set of forces that initiates, directs, and makes ppl persist in efforts overtime to accomplish a goal.


How does motivation relate to job performance?

Job perf. is multiplicative function of motivation x skills x situational constraints


What are needs?

Physical or psychological requirements that must be met to ensure survival/well-being. Two general kinds: lower-order needs, higher-order needs


How can management use motivation to increase efforts of employees?

Ask people what their needs are Satisfy lower-order needs first Expect people's needs to change Satisfy higher-order needs by looking for ways to allow employees to experience intrinsic rewards


What are the basic components of equity theory?

Inputs, outputs, and referents.


Internal Comparison

Employees compare their outcomes to their inputs


External Comparison

Employees compare their O/I ratio with O/I ratio of a referent, employee who works similar job/similar on other ways.


Two kinds of inequity

Underreward: referent's O/I ratio is better than Employee's O/I ratio, leads to anger or frustration. Overreward: referent's O/I ratio is worse than Employee's O/I ratio, can lead to guilt but only when overreward is extreme.


Motivating with Equity Theory

1. Correct major inequities 2. reduce employees' inputs 3. ensure fair decision-making process.


Expectancy Theory

3 factors affect conscious choices ppl make about their motivation: valence, expectancy, and instrumentality. A drop in any of these factors can decrease motivation.


Motivating with Expectancy Theory

1. Find out what employees want from their jobs 2. Link rewards to individual performance in a clear and understandable way. 3. Empower employees with decision making to make them believe that hard work/effort will lead to good performance.


Reinforcement Theory

Behavior is a function of its consequences. Two parts: reinforcement contingencies and schedules of reinforcement.


4 kinds of reinforcement contingencies

Positive reinforcement and negative reinforcement: strengthen behavior Punishment and extinction: weaken behavior


2 Kinds of reinforcement schedules

Continuous and intermittent. Intermittent schedules divided into fixed and variable interval schedules and fixed and variable ratio schedules.


Motivating with Reinforcement Theory

1. Identify/measure/analyze/intervene/evaluate critical performance-related behaviors. 2. Don't reinforce wrong behaviors. 3. Correctly administer punishment at appropriate time 4. Choose simplest/most effective schedules of reinforfcement


Goal-setting Theory

Ppl will be motivated to the extent of their acceptance of specific, challenging goals and receive feedback indicating their progress toward goal achievement.


What are the basic components of goal-setting theory?

Goal specificity: how detailed, exact, and unambiguous a goal is. Goal difficulty: how hard or challenging a goal is to accomplish. Goal Acceptance: extent to which ppl consciously understand and agree to goals. Performance Feedback: info about qu


Motivating with Goal-setting theory

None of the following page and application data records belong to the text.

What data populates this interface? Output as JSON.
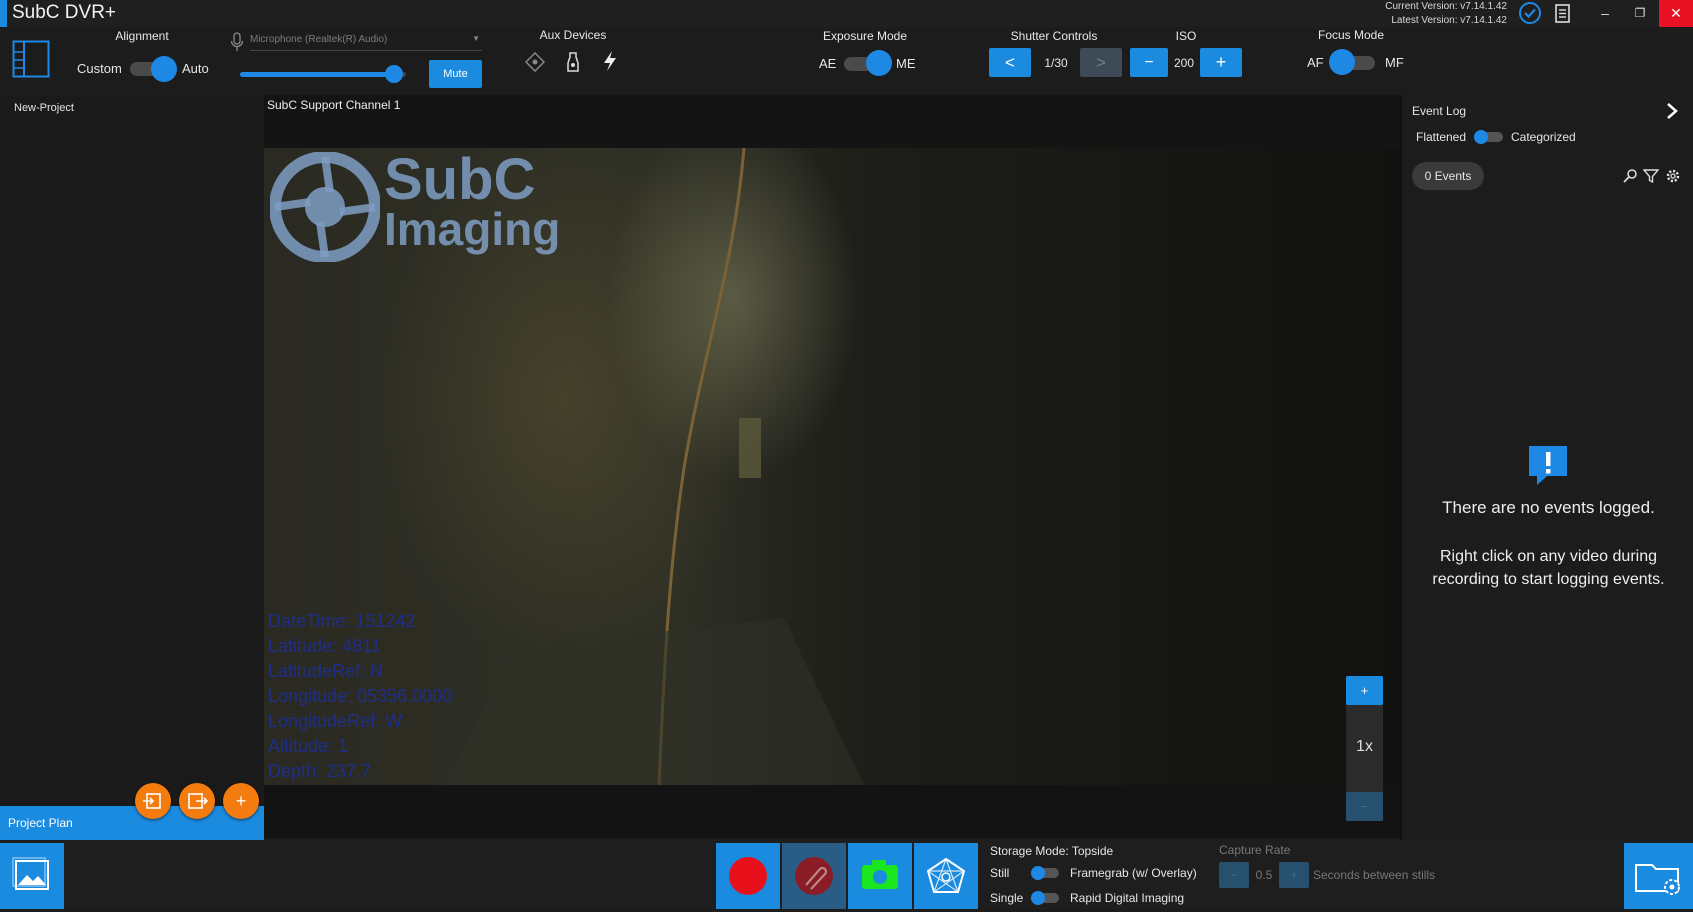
{
  "titlebar": {
    "app_title": "SubC DVR+",
    "current_version": "Current Version: v7.14.1.42",
    "latest_version": "Latest Version: v7.14.1.42",
    "minimize": "–",
    "restore": "❐",
    "close": "✕"
  },
  "toolbar": {
    "alignment": {
      "label": "Alignment",
      "left": "Custom",
      "right": "Auto",
      "state": "Auto"
    },
    "audio": {
      "placeholder": "Microphone (Realtek(R) Audio)",
      "level": 0.93,
      "mute_label": "Mute"
    },
    "aux": {
      "label": "Aux Devices"
    },
    "exposure": {
      "label": "Exposure Mode",
      "left": "AE",
      "right": "ME",
      "state": "ME"
    },
    "shutter": {
      "label": "Shutter Controls",
      "prev": "<",
      "value": "1/30",
      "next": ">"
    },
    "iso": {
      "label": "ISO",
      "minus": "−",
      "value": "200",
      "plus": "+"
    },
    "focus": {
      "label": "Focus Mode",
      "left": "AF",
      "right": "MF",
      "state": "AF"
    }
  },
  "left_panel": {
    "project_name": "New-Project",
    "project_plan": "Project Plan",
    "add_label": "+"
  },
  "video": {
    "channel": "SubC Support Channel 1",
    "logo_top": "SubC",
    "logo_bottom": "Imaging",
    "overlay": [
      "DateTime: 151242",
      "Latitude: 4811",
      "LatitudeRef: N",
      "Longitude: 05356.0000",
      "LongitudeRef: W",
      "Altitude: 1",
      "Depth: 237.7"
    ],
    "zoom_in": "+",
    "zoom_value": "1x",
    "zoom_out": "−"
  },
  "event_log": {
    "title": "Event Log",
    "flattened": "Flattened",
    "categorized": "Categorized",
    "events_count": "0",
    "events_label": "Events",
    "empty_title": "There are no events logged.",
    "empty_hint_1": "Right click on any video during",
    "empty_hint_2": "recording to start logging events."
  },
  "bottom": {
    "storage_mode": "Storage Mode: Topside",
    "still": "Still",
    "single": "Single",
    "framegrab": "Framegrab (w/ Overlay)",
    "rdi": "Rapid Digital Imaging",
    "capture_rate": "Capture Rate",
    "rate_value": "0.5",
    "rate_unit": "Seconds between stills",
    "rate_minus": "−",
    "rate_plus": "+"
  },
  "colors": {
    "accent": "#1b8be0",
    "orange": "#f47c0e",
    "record": "#e8101a",
    "camera": "#19e61e",
    "close": "#e81123"
  }
}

1. Assign specific, challenging goals. 2. Make sure workers truly accept organizational goals. 3. Provide frequent, specific, performance-related feedback.


Extrinsic Reward

Tangible, visible to others, given to employees contingent on performance of specific tasks or behaviors.


Intrinsic Reward

Natural reward associated with performing a task or activity for its own sake.


Distributive Justice

perceived degree to which outcomes/rewards are fairly distributed.


Procedural Justice

perceived fairness of the process used to determine distribution of rewards.


Continuous reinforcement schedule

Schedule that requires consequence to be administered following every instance of the behavior.


Intermittent reinforcement schedule

consequences are delivered after specified or average time has passed or after specified/average # of behaviors has occurred.


Fixed Interval Reinforcement Schedule

intermittent schedule in which consequences follow behavior only after fixed time has passed.


Variable Interval Reinforcement Schedule

time between behavior and consequence varies around specified average.


Fixed ratio reinforcement

consequences delivered following specific # of behaviors.


Variable ratio reinforcement

consequences delivered following variable # of behaviors ranging around specified average # of behaviors.